Last week, U.S. President Trump nominated David Malpass as president of the World Bank, as the U.S. is historically allowed to choose the head of the World Bank (although there is a formal application procedure). Trump’s nomination falls in line with his anti-China rhetoric and critique of multilateralism, as Malpass has criticized the World Bank before. Speaking before a House Financial Services committee in November 2017, he objected to the World Bank’s “corrupt lending practices” and he recently said at a Council on Foreign Relations forum that the organization should cut funding to China and its allies.
What does this mean?
The International Monetary Fund (IMF) and World Bank were founded at the 1944 Bretton Woods Conference that was led by economist John Maynard Keynes and aimed to create a new global economic and international monetary order. These institutions were crucial in building the world order the U.S. wanted to establish as it rose as the global hegemon in the wake of the Great Depression and two world wars. The U.S. still holds the largest voting powers in these institutions.
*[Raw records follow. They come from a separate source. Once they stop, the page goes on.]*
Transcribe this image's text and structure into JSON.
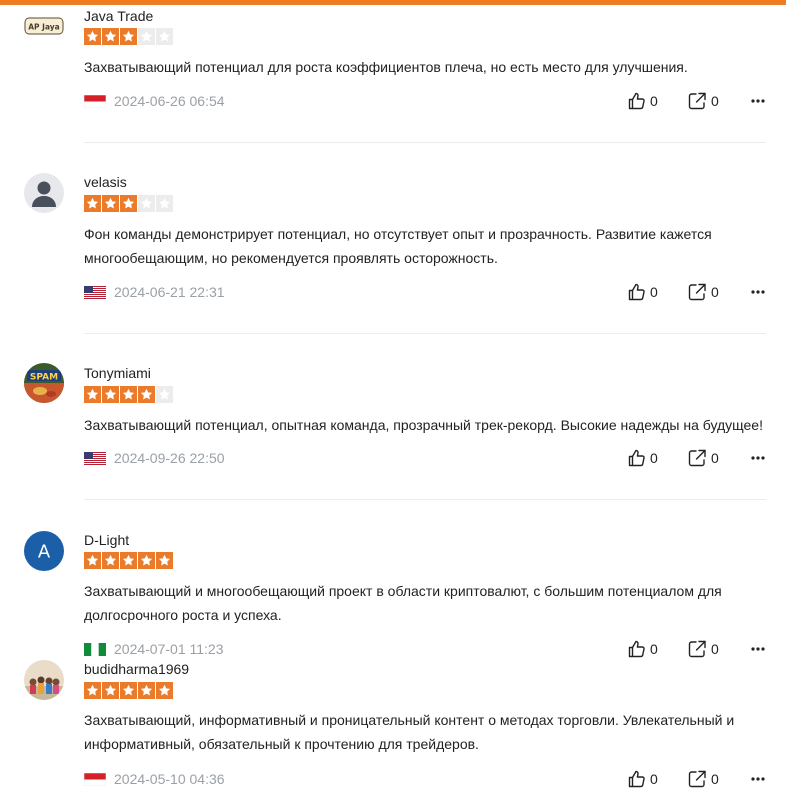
{
  "colors": {
    "accent": "#f07c22",
    "star_on": "#e97b2b",
    "star_off": "#ececec"
  },
  "icons": {
    "like": "thumbs-up-icon",
    "share": "share-icon",
    "more": "more-dots-icon"
  },
  "reviews": [
    {
      "username": "Java Trade",
      "avatar": "ap-jaya-logo",
      "rating": 3,
      "text": "Захватывающий потенциал для роста коэффициентов плеча, но есть место для улучшения.",
      "country": "Indonesia",
      "date": "2024-06-26 06:54",
      "likes": "0",
      "shares": "0"
    },
    {
      "username": "velasis",
      "avatar": "default-user",
      "rating": 3,
      "text": "Фон команды демонстрирует потенциал, но отсутствует опыт и прозрачность. Развитие кажется многообещающим, но рекомендуется проявлять осторожность.",
      "country": "United States",
      "date": "2024-06-21 22:31",
      "likes": "0",
      "shares": "0"
    },
    {
      "username": "Tonymiami",
      "avatar": "spam-can-photo",
      "rating": 4,
      "text": "Захватывающий потенциал, опытная команда, прозрачный трек-рекорд. Высокие надежды на будущее!",
      "country": "United States",
      "date": "2024-09-26 22:50",
      "likes": "0",
      "shares": "0"
    },
    {
      "username": "D-Light",
      "avatar": "letter-avatar",
      "avatar_letter": "A",
      "rating": 5,
      "text": "Захватывающий и многообещающий проект в области криптовалют, с большим потенциалом для долгосрочного роста и успеха.",
      "country": "Nigeria",
      "date": "2024-07-01 11:23",
      "likes": "0",
      "shares": "0"
    },
    {
      "username": "budidharma1969",
      "avatar": "group-photo",
      "rating": 5,
      "text": "Захватывающий, информативный и проницательный контент о методах торговли. Увлекательный и информативный, обязательный к прочтению для трейдеров.",
      "country": "Indonesia",
      "date": "2024-05-10 04:36",
      "likes": "0",
      "shares": "0"
    }
  ]
}
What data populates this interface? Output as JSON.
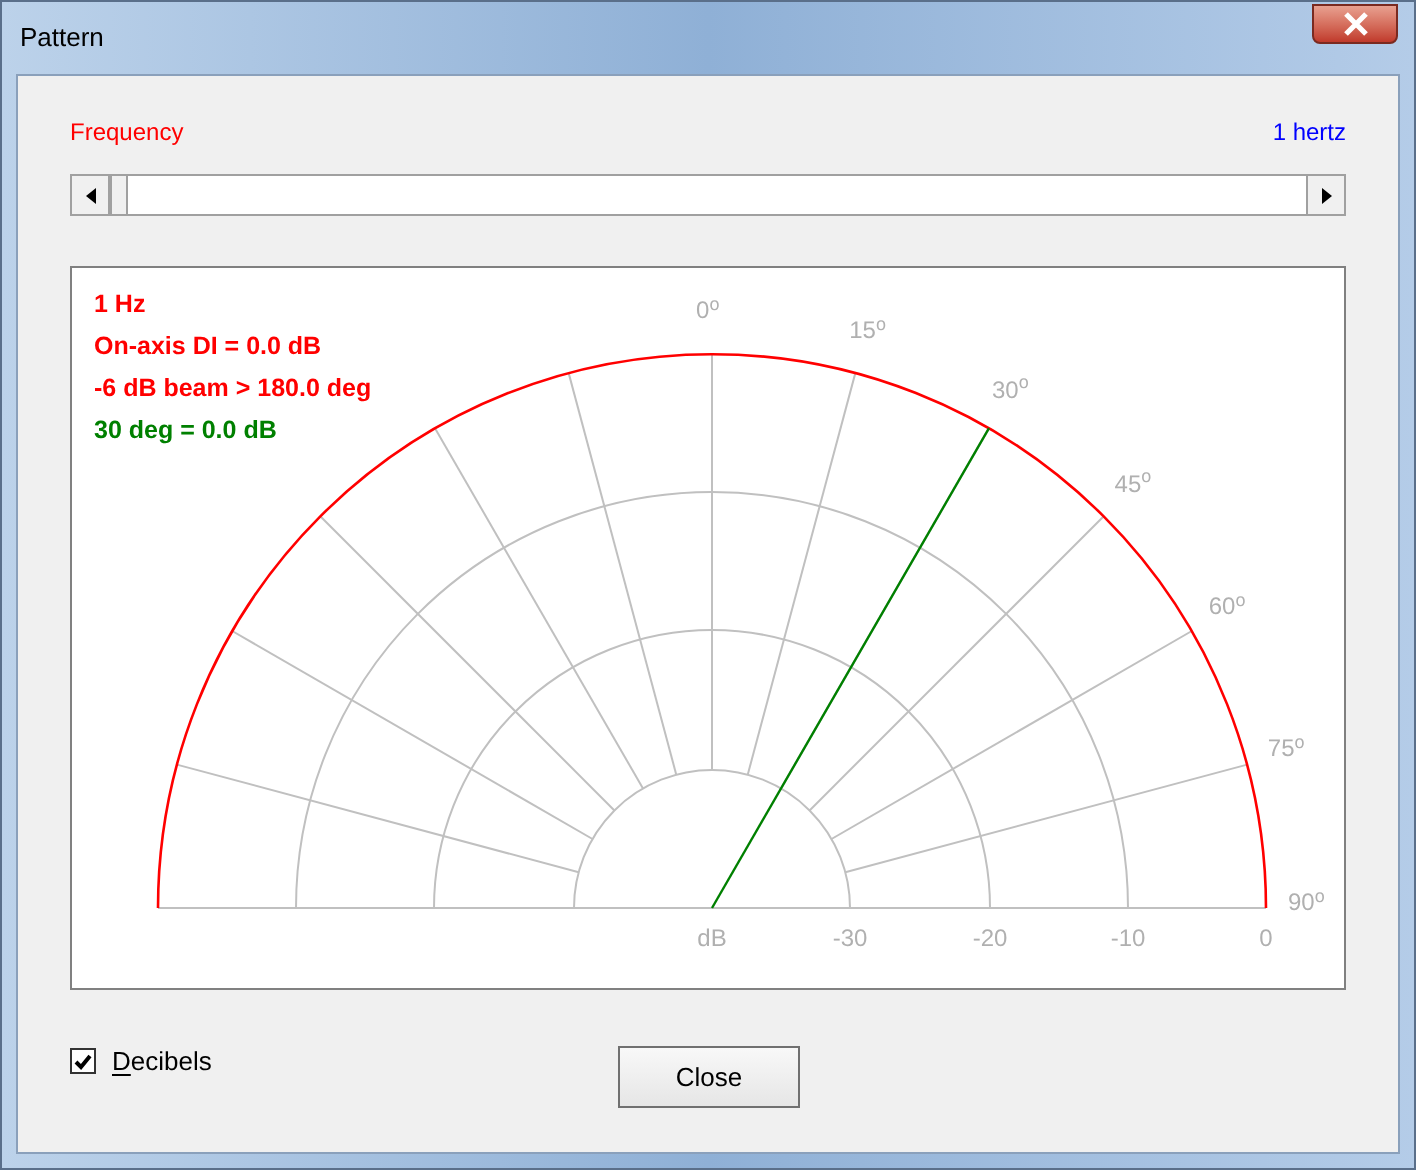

However, with Trump’s isolationist policies and the rise of China, Chinese-led alternatives have emerged as alternatives to Bretton Woods institutions in recent years, such as the Asian Infrastructure Investment Bank, Shanghai Cooperation Organization, the New Development Bank, or the BRICS Contingent Reserve Arrangement.
Emerging markets with economic struggles used to seek help from the World Bank or IMF, which provided loans and aid in exchange for reform and austerity. Now, China is increasingly stepping in by providing loans and investments across the world, such as in Pakistan, Zimbabwe and Venezuela. However, it is becoming ever clearer that Chinese aid comes with tough and opaque terms and conditions, as we wrote three years ago. As such, this challenges the World Bank’s and IMF’s core competence: assessing debt sustainability and reform advice. This puts emerging markets in a bind between Bretton Woods institutions on the one and Chinese aid on the other hand, as the basic trade-off boils down to providing transparency about their Chinese aid and risking Chinese fury, or giving in to China’s demand of veiling the terms and conditions and losing support from the traditional “lenders of last resort”. As a result, more hawkish heads of Bretton Woods institutions will set more stringent financial conditions for emerging markets, who will then be forced to choose sides in the U.S.-Chinese geopolitical power play.